A copy of the listing below is needed, exact in every line and without images.

=======

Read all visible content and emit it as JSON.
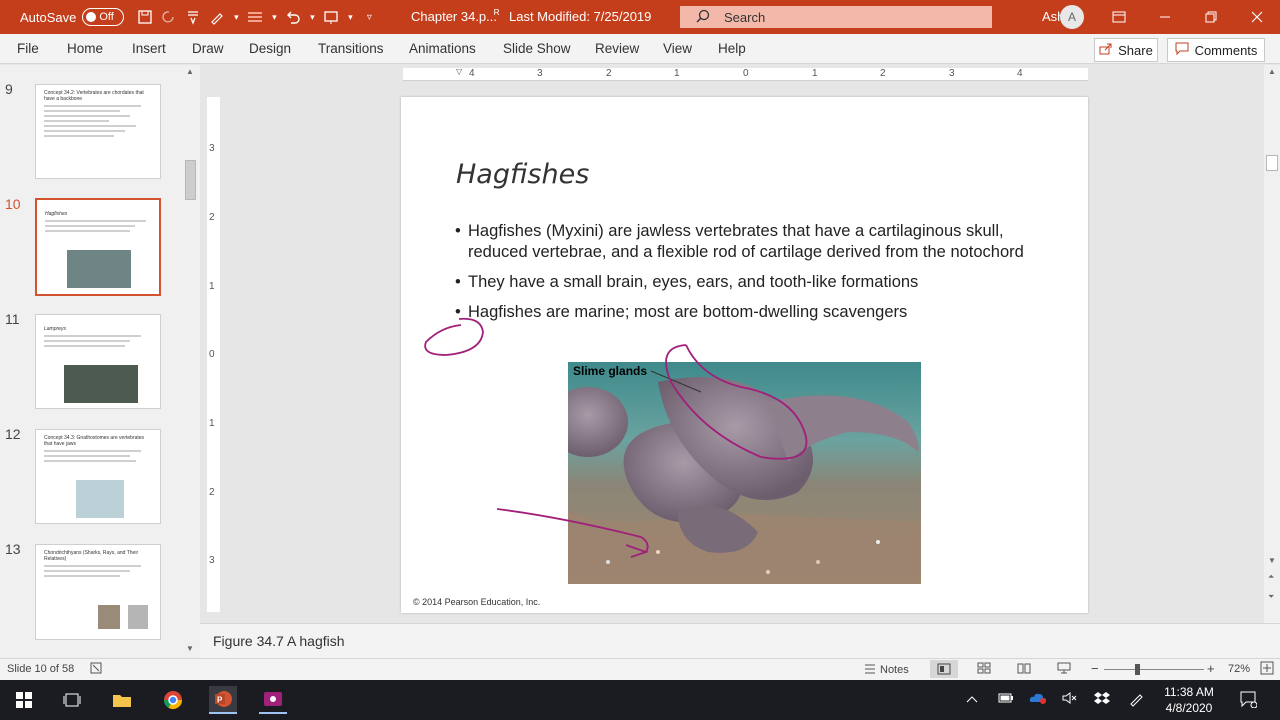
{
  "titlebar": {
    "autosave_label": "AutoSave",
    "autosave_state": "Off",
    "document_title": "Chapter 34.p...",
    "last_modified": "Last Modified: 7/25/2019",
    "search_placeholder": "Search",
    "user_name": "Ashley",
    "user_initial": "A"
  },
  "menu": {
    "items": [
      "File",
      "Home",
      "Insert",
      "Draw",
      "Design",
      "Transitions",
      "Animations",
      "Slide Show",
      "Review",
      "View",
      "Help"
    ],
    "share_label": "Share",
    "comments_label": "Comments"
  },
  "thumbnails": [
    {
      "number": "9",
      "title": "Concept 34.2: Vertebrates are chordates that have a backbone"
    },
    {
      "number": "10",
      "title": "Hagfishes",
      "selected": true
    },
    {
      "number": "11",
      "title": "Lampreys"
    },
    {
      "number": "12",
      "title": "Concept 34.3: Gnathostomes are vertebrates that have jaws"
    },
    {
      "number": "13",
      "title": "Chondrichthyans (Sharks, Rays, and Their Relatives)"
    }
  ],
  "ruler": {
    "top_ticks": [
      "4",
      "3",
      "2",
      "1",
      "0",
      "1",
      "2",
      "3",
      "4"
    ],
    "left_ticks": [
      "3",
      "2",
      "1",
      "0",
      "1",
      "2",
      "3"
    ]
  },
  "slide": {
    "title": "Hagfishes",
    "bullets": [
      "Hagfishes (Myxini) are jawless vertebrates that have a cartilaginous skull, reduced vertebrae, and a flexible rod of cartilage derived from the notochord",
      "They have a small brain, eyes, ears, and tooth-like formations",
      "Hagfishes are marine; most are bottom-dwelling scavengers"
    ],
    "image_label": "Slime glands",
    "copyright": "© 2014 Pearson Education, Inc.",
    "ink_color": "#a0207a"
  },
  "notes": {
    "text": "Figure 34.7 A hagfish"
  },
  "status": {
    "slide_indicator": "Slide 10 of 58",
    "notes_label": "Notes",
    "zoom": "72%"
  },
  "taskbar": {
    "time": "11:38 AM",
    "date": "4/8/2020"
  },
  "colors": {
    "accent": "#c43e1c",
    "selection": "#d35230"
  }
}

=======

▸ **TASK RESPONSE**
Read all visible content and emit it as JSON.
{
  "titlebar": {
    "autosave_label": "AutoSave",
    "autosave_state": "Off",
    "document_title": "Chapter 34.p...",
    "last_modified": "Last Modified: 7/25/2019",
    "search_placeholder": "Search",
    "user_name": "Ashley",
    "user_initial": "A"
  },
  "menu": {
    "items": [
      "File",
      "Home",
      "Insert",
      "Draw",
      "Design",
      "Transitions",
      "Animations",
      "Slide Show",
      "Review",
      "View",
      "Help"
    ],
    "share_label": "Share",
    "comments_label": "Comments"
  },
  "thumbnails": [
    {
      "number": "9",
      "title": "Concept 34.2: Vertebrates are chordates that have a backbone"
    },
    {
      "number": "10",
      "title": "Hagfishes",
      "selected": true
    },
    {
      "number": "11",
      "title": "Lampreys"
    },
    {
      "number": "12",
      "title": "Concept 34.3: Gnathostomes are vertebrates that have jaws"
    },
    {
      "number": "13",
      "title": "Chondrichthyans (Sharks, Rays, and Their Relatives)"
    }
  ],
  "ruler": {
    "top_ticks": [
      "4",
      "3",
      "2",
      "1",
      "0",
      "1",
      "2",
      "3",
      "4"
    ],
    "left_ticks": [
      "3",
      "2",
      "1",
      "0",
      "1",
      "2",
      "3"
    ]
  },
  "slide": {
    "title": "Hagfishes",
    "bullets": [
      "Hagfishes (Myxini) are jawless vertebrates that have a cartilaginous skull, reduced vertebrae, and a flexible rod of cartilage derived from the notochord",
      "They have a small brain, eyes, ears, and tooth-like formations",
      "Hagfishes are marine; most are bottom-dwelling scavengers"
    ],
    "image_label": "Slime glands",
    "copyright": "© 2014 Pearson Education, Inc.",
    "ink_color": "#a0207a"
  },
  "notes": {
    "text": "Figure 34.7 A hagfish"
  },
  "status": {
    "slide_indicator": "Slide 10 of 58",
    "notes_label": "Notes",
    "zoom": "72%"
  },
  "taskbar": {
    "time": "11:38 AM",
    "date": "4/8/2020"
  },
  "colors": {
    "accent": "#c43e1c",
    "selection": "#d35230"
  }
}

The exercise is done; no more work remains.